# [TASK DESCRIPTION]
Make an exact copy of the records, and keep the pictures out of it.
----- EXERCISE DATA
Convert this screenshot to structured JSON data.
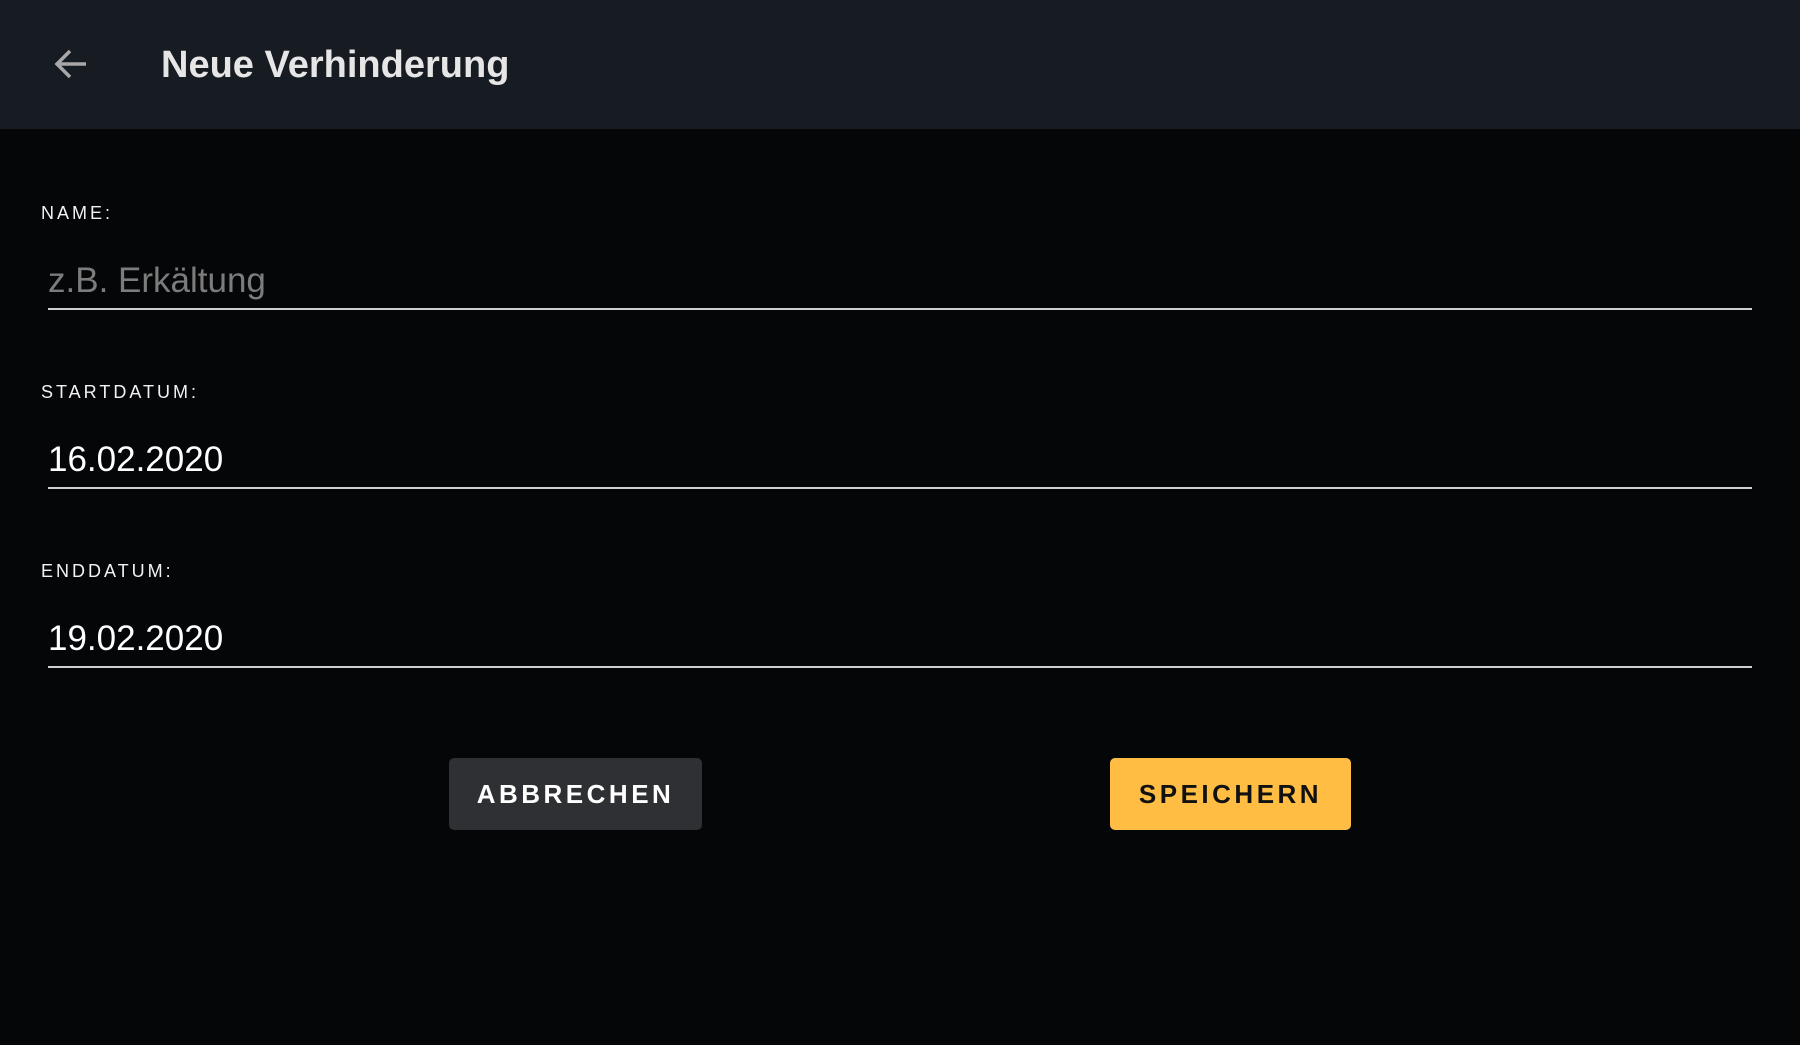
{
  "header": {
    "title": "Neue Verhinderung",
    "back_icon": "arrow-left-icon"
  },
  "form": {
    "name": {
      "label": "NAME:",
      "value": "",
      "placeholder": "z.B. Erkältung"
    },
    "start": {
      "label": "STARTDATUM:",
      "value": "16.02.2020"
    },
    "end": {
      "label": "ENDDATUM:",
      "value": "19.02.2020"
    }
  },
  "actions": {
    "cancel_label": "ABBRECHEN",
    "save_label": "SPEICHERN"
  },
  "colors": {
    "accent": "#ffbd44",
    "header_bg": "#171b22",
    "background": "#050608"
  }
}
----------
# [TASK ANSWER]
Convert this screenshot to structured JSON data.
{
  "header": {
    "title": "Neue Verhinderung",
    "back_icon": "arrow-left-icon"
  },
  "form": {
    "name": {
      "label": "NAME:",
      "value": "",
      "placeholder": "z.B. Erkältung"
    },
    "start": {
      "label": "STARTDATUM:",
      "value": "16.02.2020"
    },
    "end": {
      "label": "ENDDATUM:",
      "value": "19.02.2020"
    }
  },
  "actions": {
    "cancel_label": "ABBRECHEN",
    "save_label": "SPEICHERN"
  },
  "colors": {
    "accent": "#ffbd44",
    "header_bg": "#171b22",
    "background": "#050608"
  }
}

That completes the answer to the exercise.